– All sales aptitude tests aren’t created equal. First of all, says Croner, most tests currently in use aren’t designed to measure drive above all else. Furthermore, they consist of yes or no questions. Savvy test-takers can often discern which answer the test-giver is looking for. They simply give the “right” answer, whether it’s actually true of them or not. Croner and Abraham’s DriveTest© solves both of these problems.

– “This is the first test to focus on drive with such intensity,” explains Croner. “It’s tough and it’s sophisticated. Instead of yes or no questions, each item consists of four statements, all of which sound positive, and asks the candidate to rank them from ‘most like me’ to ‘least like me.’ It is extremely difficult to guess the politically correct answer, which, of course, drives pretenders crazy.”

– On the off chance that an underperforming salesperson slips through the test, the Drive Interview will almost certainly catch him. For the best possible results, an industrial psychologist should conduct this focused two-hour interview. But any interviewer can greatly improve her skills by reading Croner and Abraham’s book and practicing the 3 Ps formula: Planning, Probing the Past, and Patterns.

“Planning means conducting a job analysis to determine what skills you’re looking for: whether you need a hunter or a farmer, for instance,” explains Croner. “Probing the Past means exactly what it sounds like—you explore what a candidate has done in the past rather than asking philosophy questions, which speak to aspirations. Finally, you structure your process to connect individual questions into a Web of patterns which, once identified, are virtually sure to reemerge when the candidate comes to work for you.”

– Hiring the wrong candidate is a costly mistake. It’s better to hold out for a driven salesperson than to settle for a warm body. Croner and Abraham have developed a calculator that demonstrates the terrible toll of hiring marginal salespeople. 

– “One of our clients has estimated the cost of a single bad sales hire—taking into account recruiting, training, managing, and lost opportunity—is $1.4 million dollars!” says Croner.

“Unfortunately, less than 20% of the population will score high enough in ‘Drive’ to meet our hiring criteria, so there are not enough strong sales candidates to go around,” he adds.

“But while it may take several rounds of testing and interviewing to find the right person, trust me, the numbers say you are way better off holding out for him or her than you are compromising and constantly turning over mediocre talent.”

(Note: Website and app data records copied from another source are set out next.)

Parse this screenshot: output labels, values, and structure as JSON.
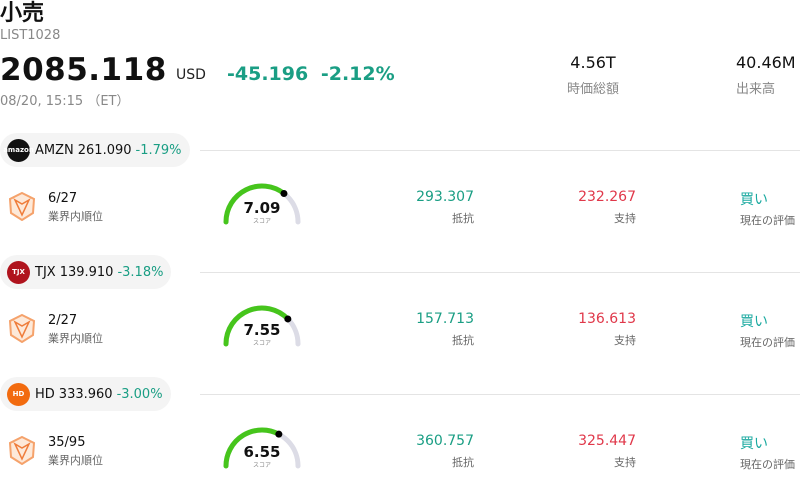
{
  "header": {
    "title": "小売",
    "code": "LIST1028",
    "price": "2085.118",
    "currency": "USD",
    "change_abs": "-45.196",
    "change_pct": "-2.12%",
    "timestamp": "08/20, 15:15 （ET）",
    "market_cap_value": "4.56T",
    "market_cap_label": "時価総額",
    "volume_value": "40.46M",
    "volume_label": "出来高"
  },
  "colors": {
    "positive": "#1a9e84",
    "negative": "#e0384a",
    "gauge_fill": "#46c51c",
    "gauge_track": "#dcdce6",
    "rating": "#1aa9a0"
  },
  "stocks": [
    {
      "symbol": "AMZN",
      "price": "261.090",
      "change": "-1.79%",
      "logo_icon": "amazon-logo-icon",
      "logo_text": "amazon",
      "logo_color": "#111111",
      "rank": "6/27",
      "rank_label": "業界内順位",
      "score": "7.09",
      "score_value": 7.09,
      "score_label": "スコア",
      "resistance": "293.307",
      "resistance_label": "抵抗",
      "support": "232.267",
      "support_label": "支持",
      "rating": "買い",
      "rating_label": "現在の評価"
    },
    {
      "symbol": "TJX",
      "price": "139.910",
      "change": "-3.18%",
      "logo_icon": "tjx-logo-icon",
      "logo_text": "TJX",
      "logo_color": "#b0141e",
      "rank": "2/27",
      "rank_label": "業界内順位",
      "score": "7.55",
      "score_value": 7.55,
      "score_label": "スコア",
      "resistance": "157.713",
      "resistance_label": "抵抗",
      "support": "136.613",
      "support_label": "支持",
      "rating": "買い",
      "rating_label": "現在の評価"
    },
    {
      "symbol": "HD",
      "price": "333.960",
      "change": "-3.00%",
      "logo_icon": "home-depot-logo-icon",
      "logo_text": "HD",
      "logo_color": "#f26b0f",
      "rank": "35/95",
      "rank_label": "業界内順位",
      "score": "6.55",
      "score_value": 6.55,
      "score_label": "スコア",
      "resistance": "360.757",
      "resistance_label": "抵抗",
      "support": "325.447",
      "support_label": "支持",
      "rating": "買い",
      "rating_label": "現在の評価"
    }
  ]
}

So why do so many companies continue to hire bad salespeople? For one thing, people get complacent and just don’t want to do the hard work of creating a high drive sales force. Also, finding candidates through the “old boy” recommendation network is a system that fits like a comfortable slipper. But Abraham says he’s convinced misinformation is the biggest culprit.

“If CEOs, entrepreneurs and sales managers truly realized that there is a scientifically proven method to zero in on those rare people who are born to sell, they would have to take advantage of it,” he says. “Once you understand and recognize that drive is the key, it changes everything. This is exactly the kind of approach NFL and NBA owners use when determining whether to hire million dollar players.  They test and they test hard.

“Remember, success in sales is contingent upon many things, including a good product, intelligent management, and logical compensation,” he adds.  “But it all starts with an athlete who can run fast enough and jump high enough to have a chance to succeed in one of the most difficult things in commerce … persuading a customer to part with his or her money.”

Christopher Croner, Ph.D. is a Principal with SalesDrive, a psychology based sales management consulting firm. He developed the SalesDrive assessment system, including the Drive Model of salesperson motivation. Using this system, he has helped numerous companies to hire and develop top-performing salespeople.

Richard Abraham is a speaker, writer, and consultant to many Fortune 500 companies. He has held several chief executive positions, including CEO of Prime Group Realty Services and president and co-founder of The John Buck Management Group. He is author of the highly acclaimed book, Mr. Shmooze: The Art and Science of Selling Through Relationships.